One more, thought Araka, distracted he had not heard the first Karai’s slow ascent back to its feet. The Burakunin arced around him, Araka following until finally he saw the Karai, too late! It was already lunging with the rake, piercing his wounded belly. He roared in anger, Dead should stay dead. He clubbed the woman with her husband’s arm again, all his rage focussed in that one blow. Thrown from its feet again, the Karai held fast to the rake, ripping the last of his stomach muscles with it. Intestines and guts tangled in the rake burst forth, trailed across the floor.
Araka dropped down on one knee, his life spilling out onto the forest floor. The Burakunin ran in to finish him off. Fool, thought Kato. The Oni’s hand shot out and grabbed the man by the throat, Kato heard him gurgle as his feet lifted from the ground, kicked then stopped. The demon dropped him, took one leg in each hand and literally ripped him in half, with a deep grunt. With that it rolled over onto its back.

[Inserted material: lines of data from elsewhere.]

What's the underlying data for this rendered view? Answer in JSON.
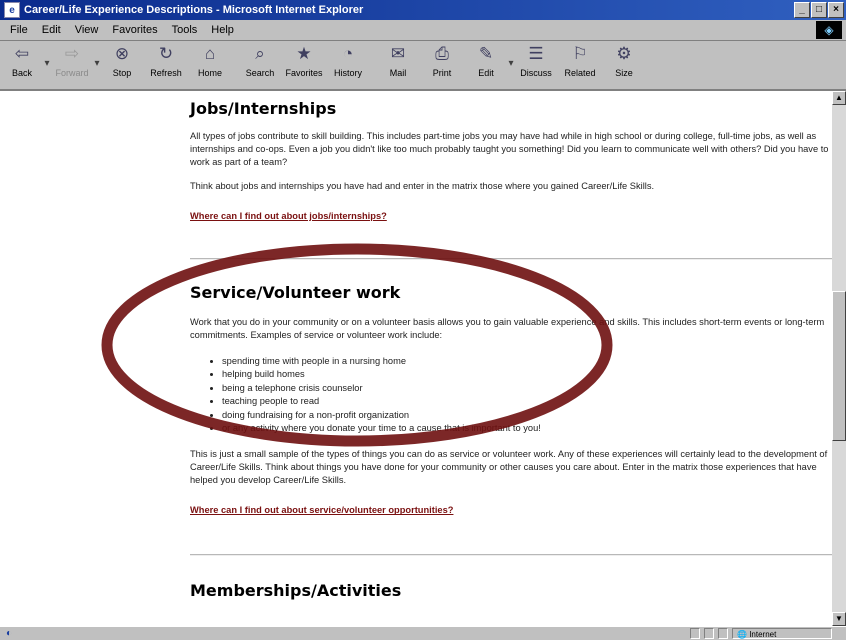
{
  "window": {
    "title": "Career/Life Experience Descriptions - Microsoft Internet Explorer"
  },
  "menu": [
    "File",
    "Edit",
    "View",
    "Favorites",
    "Tools",
    "Help"
  ],
  "toolbar": [
    {
      "label": "Back",
      "icon": "⇦"
    },
    {
      "label": "Forward",
      "icon": "⇨"
    },
    {
      "label": "Stop",
      "icon": "⊗"
    },
    {
      "label": "Refresh",
      "icon": "↻"
    },
    {
      "label": "Home",
      "icon": "⌂"
    },
    {
      "label": "Search",
      "icon": "⌕"
    },
    {
      "label": "Favorites",
      "icon": "★"
    },
    {
      "label": "History",
      "icon": "◔"
    },
    {
      "label": "Mail",
      "icon": "✉"
    },
    {
      "label": "Print",
      "icon": "⎙"
    },
    {
      "label": "Edit",
      "icon": "✎"
    },
    {
      "label": "Discuss",
      "icon": "☰"
    },
    {
      "label": "Related",
      "icon": "⚐"
    },
    {
      "label": "Size",
      "icon": "⚙"
    }
  ],
  "sections": {
    "jobs": {
      "heading": "Jobs/Internships",
      "p1": "All types of jobs contribute to skill building. This includes part-time jobs you may have had while in high school or during college, full-time jobs, as well as internships and co-ops. Even a job you didn't like too much probably taught you something! Did you learn to communicate well with others? Did you have to work as part of a team?",
      "p2": "Think about jobs and internships you have had and enter in the matrix those where you gained Career/Life Skills.",
      "link": "Where can I find out about jobs/internships?"
    },
    "service": {
      "heading": "Service/Volunteer work",
      "p1": "Work that you do in your community or on a volunteer basis allows you to gain valuable experience and skills. This includes short-term events or long-term commitments. Examples of service or volunteer work include:",
      "items": [
        "spending time with people in a nursing home",
        "helping build homes",
        "being a telephone crisis counselor",
        "teaching people to read",
        "doing fundraising for a non-profit organization",
        "or any activity where you donate your time to a cause that is important to you!"
      ],
      "p2": "This is just a small sample of the types of things you can do as service or volunteer work. Any of these experiences will certainly lead to the development of Career/Life Skills. Think about things you have done for your community or other causes you care about. Enter in the matrix those experiences that have helped you develop Career/Life Skills.",
      "link": "Where can I find out about service/volunteer opportunities?"
    },
    "memberships": {
      "heading": "Memberships/Activities"
    }
  },
  "status": {
    "zone": "Internet"
  },
  "colors": {
    "highlight_ellipse": "#6e0f0f",
    "link": "#7a1010",
    "titlebar": "#0a2a8c"
  }
}
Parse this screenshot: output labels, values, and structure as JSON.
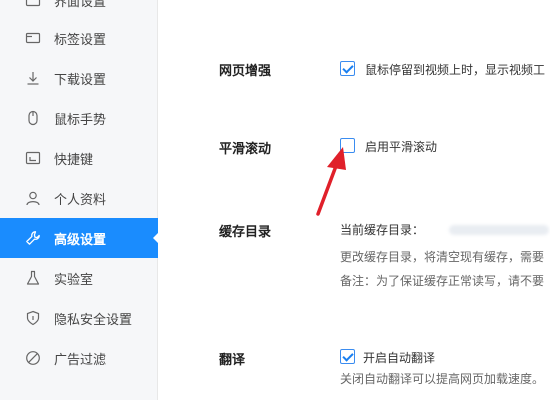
{
  "sidebar": {
    "items": [
      {
        "label": "界面设置",
        "icon": "window-icon"
      },
      {
        "label": "标签设置",
        "icon": "tab-icon"
      },
      {
        "label": "下载设置",
        "icon": "download-icon"
      },
      {
        "label": "鼠标手势",
        "icon": "mouse-icon"
      },
      {
        "label": "快捷键",
        "icon": "keyboard-icon"
      },
      {
        "label": "个人资料",
        "icon": "user-icon"
      },
      {
        "label": "高级设置",
        "icon": "wrench-icon",
        "active": true
      },
      {
        "label": "实验室",
        "icon": "flask-icon"
      },
      {
        "label": "隐私安全设置",
        "icon": "shield-icon"
      },
      {
        "label": "广告过滤",
        "icon": "block-icon"
      }
    ]
  },
  "main": {
    "web_enhance": {
      "title": "网页增强",
      "option": "鼠标停留到视频上时，显示视频工",
      "checked": true
    },
    "smooth_scroll": {
      "title": "平滑滚动",
      "option": "启用平滑滚动",
      "checked": false
    },
    "cache_dir": {
      "title": "缓存目录",
      "current_label": "当前缓存目录：",
      "change_note": "更改缓存目录，将清空现有缓存，需要",
      "remark": "备注：为了保证缓存正常读写，请不要"
    },
    "translate": {
      "title": "翻译",
      "option": "开启自动翻译",
      "checked": true,
      "note": "关闭自动翻译可以提高网页加载速度。"
    }
  },
  "colors": {
    "accent": "#1a8cfe",
    "annotation_arrow": "#e0202a"
  }
}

Kato was reticent to make the same mistake as his foolish companion. Amidst the death and destruction he sat, crossing his legs beneath him, taking out his pipe he felt quite at home. He waited patiently, its breathing slowing until he heard the pleasant sound of its death rattle. Now it was time for him to go to work. He placed his mask on the beasts face and concentrated… nothing. He tried again and again to no avail. He cycled through emotions, childlike excitement leading to confusion in turn giving way to frustration. In his anger Kato dashed his useless mask against the floor, the pieces of the broken mask scattered. An idea, Kato broke two more masks, gathered the pieces of the other and applied them all to the hulk’s face. It shuddered and then rose again before Kato. Strange, he thought as he wrestled with its spirit even now in death, raging against him. He quietened and quelled it, taking full control, although he could still feel it bubbling below the surface, wanting to destroy him.
Exhilaration filled Kato; he felt one giant step closer in his plans.